_To do_
What is needed here is every line of the records that includes "ГОСТ".

[App and web page records]
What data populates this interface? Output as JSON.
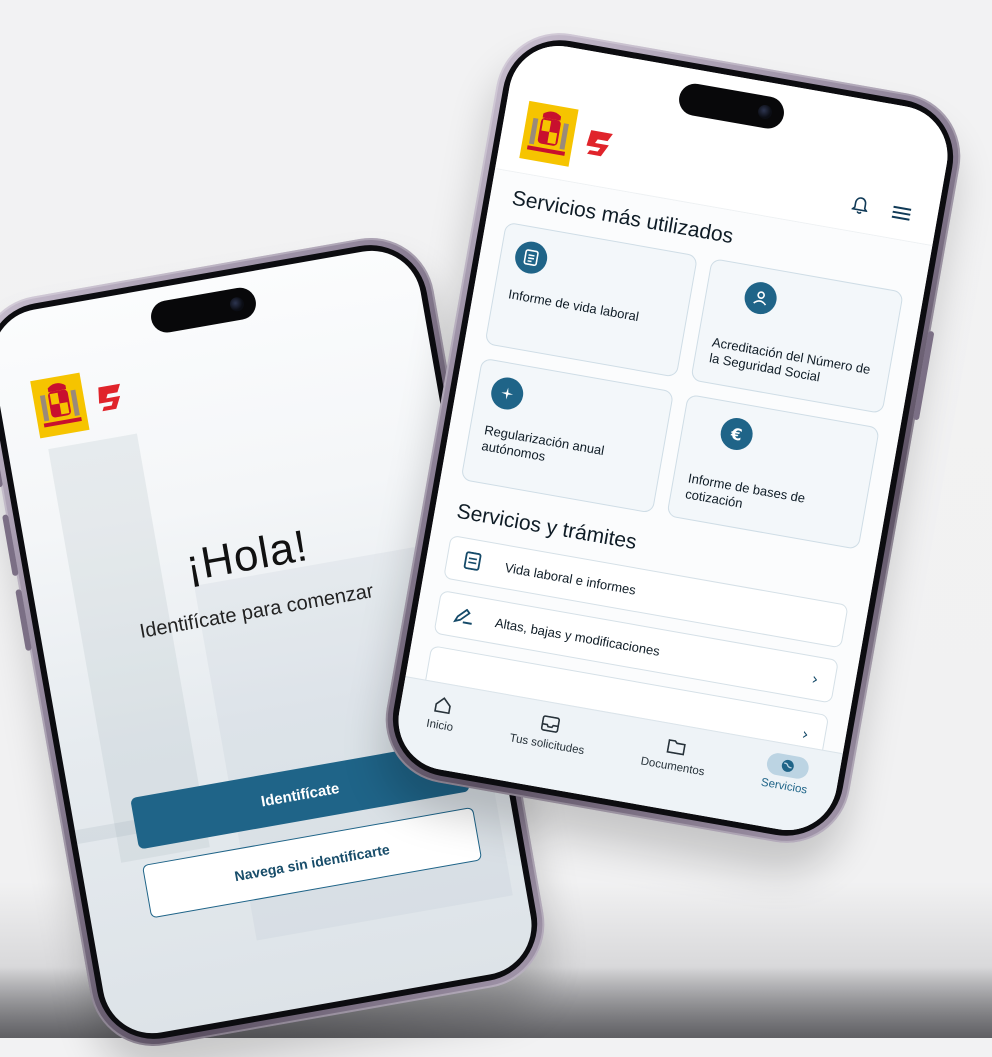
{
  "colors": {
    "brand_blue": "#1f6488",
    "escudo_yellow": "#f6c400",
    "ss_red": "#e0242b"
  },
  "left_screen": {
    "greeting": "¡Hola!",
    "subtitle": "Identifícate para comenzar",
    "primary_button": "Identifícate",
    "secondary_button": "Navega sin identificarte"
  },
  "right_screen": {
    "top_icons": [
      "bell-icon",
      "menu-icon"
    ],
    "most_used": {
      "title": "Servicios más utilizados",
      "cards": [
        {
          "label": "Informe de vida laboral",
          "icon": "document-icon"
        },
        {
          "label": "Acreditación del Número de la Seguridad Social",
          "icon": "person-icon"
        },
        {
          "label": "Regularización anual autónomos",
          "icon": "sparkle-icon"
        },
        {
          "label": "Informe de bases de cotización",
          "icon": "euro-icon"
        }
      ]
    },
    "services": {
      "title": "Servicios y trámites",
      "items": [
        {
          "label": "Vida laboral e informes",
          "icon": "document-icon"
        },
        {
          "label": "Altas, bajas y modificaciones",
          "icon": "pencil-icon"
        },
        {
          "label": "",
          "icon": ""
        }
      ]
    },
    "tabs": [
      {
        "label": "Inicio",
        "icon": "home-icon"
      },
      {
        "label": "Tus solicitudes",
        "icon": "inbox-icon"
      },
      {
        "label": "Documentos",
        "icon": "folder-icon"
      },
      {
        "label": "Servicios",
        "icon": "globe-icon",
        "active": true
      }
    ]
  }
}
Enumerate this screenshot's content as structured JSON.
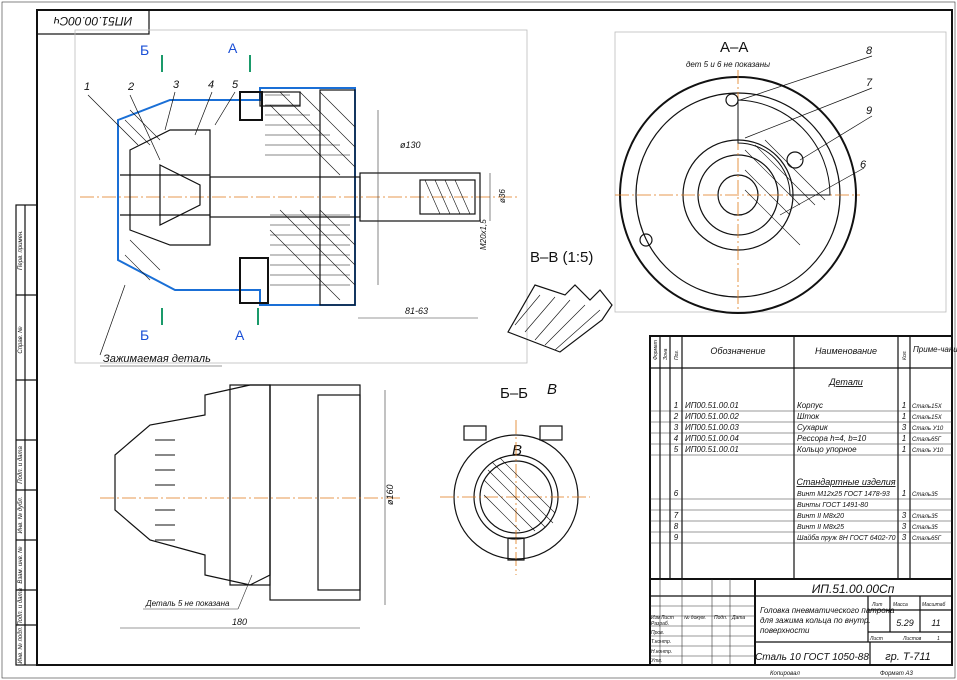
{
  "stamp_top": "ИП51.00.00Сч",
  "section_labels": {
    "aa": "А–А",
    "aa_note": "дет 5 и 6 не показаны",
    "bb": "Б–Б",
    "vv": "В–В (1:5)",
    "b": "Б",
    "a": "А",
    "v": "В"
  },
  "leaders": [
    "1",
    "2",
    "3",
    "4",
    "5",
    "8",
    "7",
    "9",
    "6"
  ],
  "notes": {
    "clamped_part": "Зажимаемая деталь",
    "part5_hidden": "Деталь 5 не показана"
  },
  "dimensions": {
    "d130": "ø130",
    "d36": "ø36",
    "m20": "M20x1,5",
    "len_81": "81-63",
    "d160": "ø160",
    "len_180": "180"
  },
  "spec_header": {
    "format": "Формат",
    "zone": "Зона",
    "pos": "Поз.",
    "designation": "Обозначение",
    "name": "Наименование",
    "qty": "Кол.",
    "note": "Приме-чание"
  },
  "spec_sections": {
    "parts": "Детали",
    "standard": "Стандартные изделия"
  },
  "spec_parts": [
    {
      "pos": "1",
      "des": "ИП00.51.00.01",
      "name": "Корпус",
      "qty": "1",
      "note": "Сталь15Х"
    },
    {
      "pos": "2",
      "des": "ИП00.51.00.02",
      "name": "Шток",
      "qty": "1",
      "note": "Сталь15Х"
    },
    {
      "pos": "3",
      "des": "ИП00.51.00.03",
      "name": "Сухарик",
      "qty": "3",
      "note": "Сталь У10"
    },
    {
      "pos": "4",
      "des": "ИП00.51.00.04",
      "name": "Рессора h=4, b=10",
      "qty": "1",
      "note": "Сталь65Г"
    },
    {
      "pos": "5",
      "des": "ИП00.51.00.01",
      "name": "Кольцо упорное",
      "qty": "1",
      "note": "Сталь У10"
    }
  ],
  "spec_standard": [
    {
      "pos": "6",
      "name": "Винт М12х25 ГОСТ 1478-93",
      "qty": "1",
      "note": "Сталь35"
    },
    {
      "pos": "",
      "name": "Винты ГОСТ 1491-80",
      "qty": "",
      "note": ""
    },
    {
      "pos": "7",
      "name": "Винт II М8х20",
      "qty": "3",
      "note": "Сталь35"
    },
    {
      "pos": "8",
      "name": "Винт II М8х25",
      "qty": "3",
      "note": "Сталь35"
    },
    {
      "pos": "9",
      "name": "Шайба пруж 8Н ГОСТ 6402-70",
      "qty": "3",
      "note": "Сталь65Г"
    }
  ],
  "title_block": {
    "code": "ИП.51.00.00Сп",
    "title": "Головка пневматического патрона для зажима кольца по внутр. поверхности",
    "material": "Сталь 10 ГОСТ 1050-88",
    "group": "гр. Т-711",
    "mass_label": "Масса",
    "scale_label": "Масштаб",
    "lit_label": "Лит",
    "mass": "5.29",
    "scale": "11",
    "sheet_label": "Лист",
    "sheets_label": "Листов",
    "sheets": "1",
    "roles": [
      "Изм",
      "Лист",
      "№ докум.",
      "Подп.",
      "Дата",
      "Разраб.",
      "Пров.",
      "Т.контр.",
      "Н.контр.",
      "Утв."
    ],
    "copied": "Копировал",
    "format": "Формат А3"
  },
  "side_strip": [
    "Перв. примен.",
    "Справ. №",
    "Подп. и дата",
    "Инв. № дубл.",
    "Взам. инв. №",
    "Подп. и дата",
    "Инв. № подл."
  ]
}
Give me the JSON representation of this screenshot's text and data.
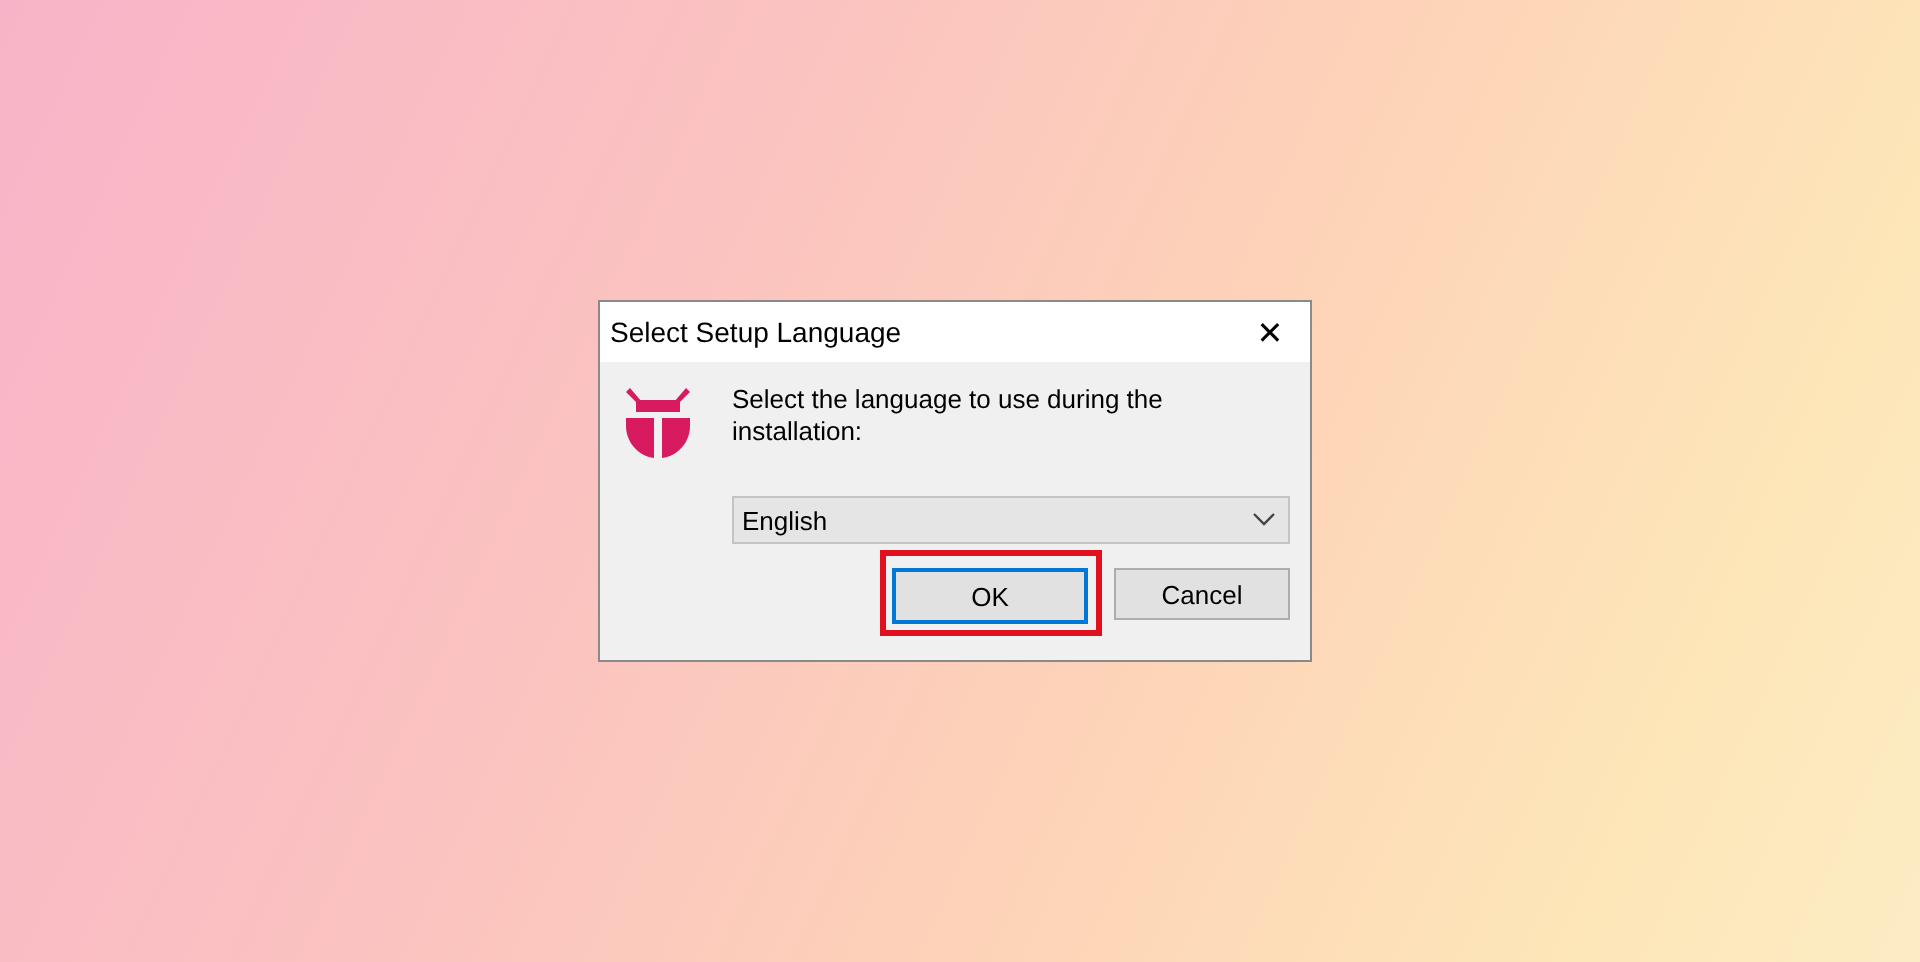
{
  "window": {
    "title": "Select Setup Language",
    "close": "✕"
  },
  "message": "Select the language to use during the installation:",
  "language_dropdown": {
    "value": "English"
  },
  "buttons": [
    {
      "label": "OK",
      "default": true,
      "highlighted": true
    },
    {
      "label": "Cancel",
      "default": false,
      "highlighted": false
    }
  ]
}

_Task result_
      "name": "Винт М12х25 ГОСТ 1478-93",
      "name": "Винты ГОСТ 1491-80",
      "name": "Шайба пруж 8Н ГОСТ 6402-70",
    "material": "Сталь 10 ГОСТ 1050-88",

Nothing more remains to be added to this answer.